Instructions for the task
Which of the lines in the data mention the string "JSON"? List them all.

########################################

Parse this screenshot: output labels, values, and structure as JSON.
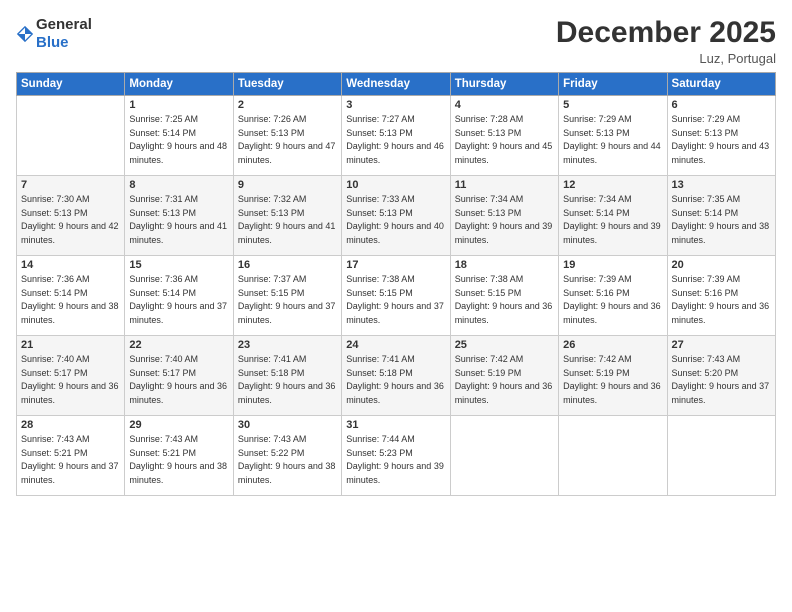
{
  "header": {
    "logo_general": "General",
    "logo_blue": "Blue",
    "title": "December 2025",
    "location": "Luz, Portugal"
  },
  "weekdays": [
    "Sunday",
    "Monday",
    "Tuesday",
    "Wednesday",
    "Thursday",
    "Friday",
    "Saturday"
  ],
  "weeks": [
    [
      {
        "day": "",
        "sunrise": "",
        "sunset": "",
        "daylight": ""
      },
      {
        "day": "1",
        "sunrise": "Sunrise: 7:25 AM",
        "sunset": "Sunset: 5:14 PM",
        "daylight": "Daylight: 9 hours and 48 minutes."
      },
      {
        "day": "2",
        "sunrise": "Sunrise: 7:26 AM",
        "sunset": "Sunset: 5:13 PM",
        "daylight": "Daylight: 9 hours and 47 minutes."
      },
      {
        "day": "3",
        "sunrise": "Sunrise: 7:27 AM",
        "sunset": "Sunset: 5:13 PM",
        "daylight": "Daylight: 9 hours and 46 minutes."
      },
      {
        "day": "4",
        "sunrise": "Sunrise: 7:28 AM",
        "sunset": "Sunset: 5:13 PM",
        "daylight": "Daylight: 9 hours and 45 minutes."
      },
      {
        "day": "5",
        "sunrise": "Sunrise: 7:29 AM",
        "sunset": "Sunset: 5:13 PM",
        "daylight": "Daylight: 9 hours and 44 minutes."
      },
      {
        "day": "6",
        "sunrise": "Sunrise: 7:29 AM",
        "sunset": "Sunset: 5:13 PM",
        "daylight": "Daylight: 9 hours and 43 minutes."
      }
    ],
    [
      {
        "day": "7",
        "sunrise": "Sunrise: 7:30 AM",
        "sunset": "Sunset: 5:13 PM",
        "daylight": "Daylight: 9 hours and 42 minutes."
      },
      {
        "day": "8",
        "sunrise": "Sunrise: 7:31 AM",
        "sunset": "Sunset: 5:13 PM",
        "daylight": "Daylight: 9 hours and 41 minutes."
      },
      {
        "day": "9",
        "sunrise": "Sunrise: 7:32 AM",
        "sunset": "Sunset: 5:13 PM",
        "daylight": "Daylight: 9 hours and 41 minutes."
      },
      {
        "day": "10",
        "sunrise": "Sunrise: 7:33 AM",
        "sunset": "Sunset: 5:13 PM",
        "daylight": "Daylight: 9 hours and 40 minutes."
      },
      {
        "day": "11",
        "sunrise": "Sunrise: 7:34 AM",
        "sunset": "Sunset: 5:13 PM",
        "daylight": "Daylight: 9 hours and 39 minutes."
      },
      {
        "day": "12",
        "sunrise": "Sunrise: 7:34 AM",
        "sunset": "Sunset: 5:14 PM",
        "daylight": "Daylight: 9 hours and 39 minutes."
      },
      {
        "day": "13",
        "sunrise": "Sunrise: 7:35 AM",
        "sunset": "Sunset: 5:14 PM",
        "daylight": "Daylight: 9 hours and 38 minutes."
      }
    ],
    [
      {
        "day": "14",
        "sunrise": "Sunrise: 7:36 AM",
        "sunset": "Sunset: 5:14 PM",
        "daylight": "Daylight: 9 hours and 38 minutes."
      },
      {
        "day": "15",
        "sunrise": "Sunrise: 7:36 AM",
        "sunset": "Sunset: 5:14 PM",
        "daylight": "Daylight: 9 hours and 37 minutes."
      },
      {
        "day": "16",
        "sunrise": "Sunrise: 7:37 AM",
        "sunset": "Sunset: 5:15 PM",
        "daylight": "Daylight: 9 hours and 37 minutes."
      },
      {
        "day": "17",
        "sunrise": "Sunrise: 7:38 AM",
        "sunset": "Sunset: 5:15 PM",
        "daylight": "Daylight: 9 hours and 37 minutes."
      },
      {
        "day": "18",
        "sunrise": "Sunrise: 7:38 AM",
        "sunset": "Sunset: 5:15 PM",
        "daylight": "Daylight: 9 hours and 36 minutes."
      },
      {
        "day": "19",
        "sunrise": "Sunrise: 7:39 AM",
        "sunset": "Sunset: 5:16 PM",
        "daylight": "Daylight: 9 hours and 36 minutes."
      },
      {
        "day": "20",
        "sunrise": "Sunrise: 7:39 AM",
        "sunset": "Sunset: 5:16 PM",
        "daylight": "Daylight: 9 hours and 36 minutes."
      }
    ],
    [
      {
        "day": "21",
        "sunrise": "Sunrise: 7:40 AM",
        "sunset": "Sunset: 5:17 PM",
        "daylight": "Daylight: 9 hours and 36 minutes."
      },
      {
        "day": "22",
        "sunrise": "Sunrise: 7:40 AM",
        "sunset": "Sunset: 5:17 PM",
        "daylight": "Daylight: 9 hours and 36 minutes."
      },
      {
        "day": "23",
        "sunrise": "Sunrise: 7:41 AM",
        "sunset": "Sunset: 5:18 PM",
        "daylight": "Daylight: 9 hours and 36 minutes."
      },
      {
        "day": "24",
        "sunrise": "Sunrise: 7:41 AM",
        "sunset": "Sunset: 5:18 PM",
        "daylight": "Daylight: 9 hours and 36 minutes."
      },
      {
        "day": "25",
        "sunrise": "Sunrise: 7:42 AM",
        "sunset": "Sunset: 5:19 PM",
        "daylight": "Daylight: 9 hours and 36 minutes."
      },
      {
        "day": "26",
        "sunrise": "Sunrise: 7:42 AM",
        "sunset": "Sunset: 5:19 PM",
        "daylight": "Daylight: 9 hours and 36 minutes."
      },
      {
        "day": "27",
        "sunrise": "Sunrise: 7:43 AM",
        "sunset": "Sunset: 5:20 PM",
        "daylight": "Daylight: 9 hours and 37 minutes."
      }
    ],
    [
      {
        "day": "28",
        "sunrise": "Sunrise: 7:43 AM",
        "sunset": "Sunset: 5:21 PM",
        "daylight": "Daylight: 9 hours and 37 minutes."
      },
      {
        "day": "29",
        "sunrise": "Sunrise: 7:43 AM",
        "sunset": "Sunset: 5:21 PM",
        "daylight": "Daylight: 9 hours and 38 minutes."
      },
      {
        "day": "30",
        "sunrise": "Sunrise: 7:43 AM",
        "sunset": "Sunset: 5:22 PM",
        "daylight": "Daylight: 9 hours and 38 minutes."
      },
      {
        "day": "31",
        "sunrise": "Sunrise: 7:44 AM",
        "sunset": "Sunset: 5:23 PM",
        "daylight": "Daylight: 9 hours and 39 minutes."
      },
      {
        "day": "",
        "sunrise": "",
        "sunset": "",
        "daylight": ""
      },
      {
        "day": "",
        "sunrise": "",
        "sunset": "",
        "daylight": ""
      },
      {
        "day": "",
        "sunrise": "",
        "sunset": "",
        "daylight": ""
      }
    ]
  ]
}
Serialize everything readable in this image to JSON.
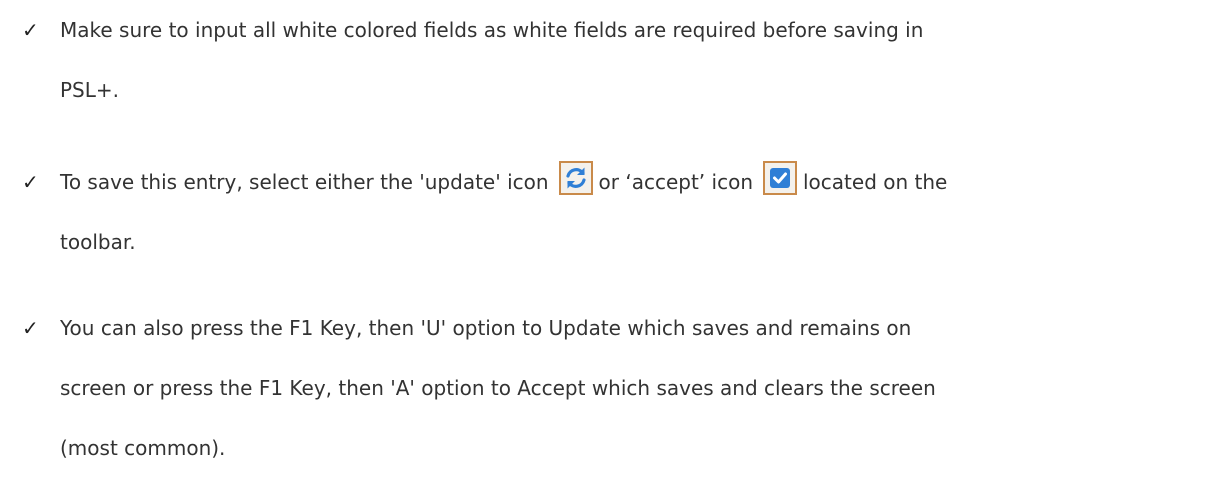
{
  "bullets": [
    {
      "check": "✓",
      "lines": [
        "Make sure to input all white colored fields as white fields are required before saving in",
        "PSL+."
      ]
    },
    {
      "check": "✓",
      "part1": "To save this entry, select either the 'update' icon",
      "part2": "or ‘accept’ icon",
      "part3": "located on the",
      "line2": "toolbar.",
      "icons": {
        "update": "refresh-icon",
        "accept": "checkbox-icon"
      },
      "colors": {
        "icon_border": "#c98a4a",
        "update_icon": "#2f7fd6",
        "accept_icon": "#2f7fd6"
      }
    },
    {
      "check": "✓",
      "lines": [
        "You can also press the F1 Key, then 'U' option to Update which saves and remains on",
        "screen or press the F1 Key, then 'A' option to Accept which saves and clears the screen",
        "(most common)."
      ]
    }
  ]
}
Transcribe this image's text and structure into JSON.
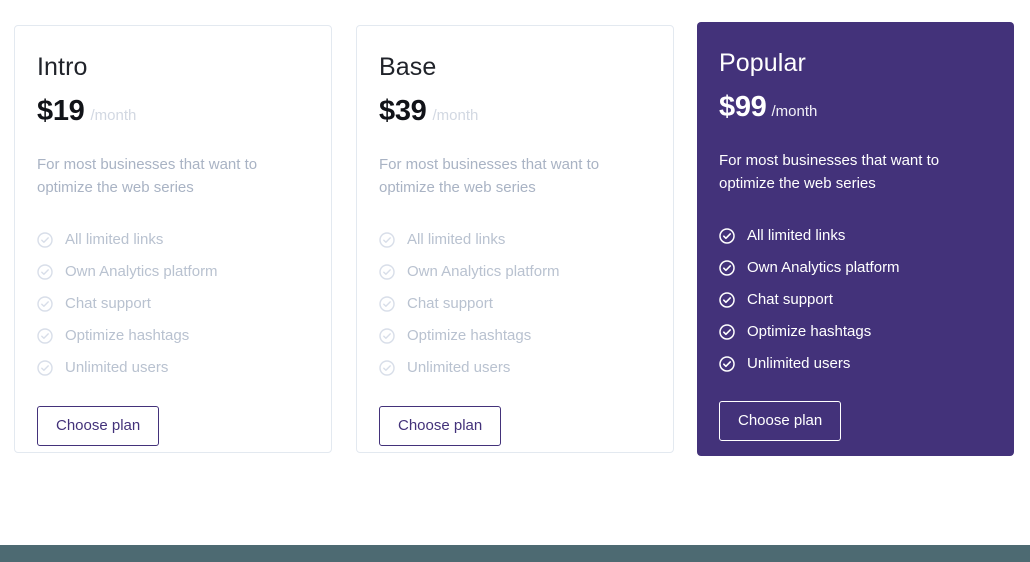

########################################

Task solution
Parse this screenshot: output labels, values, and structure as JSON.
Serialize everything readable in this image to JSON.
Transcribe this image's text and structure into JSON.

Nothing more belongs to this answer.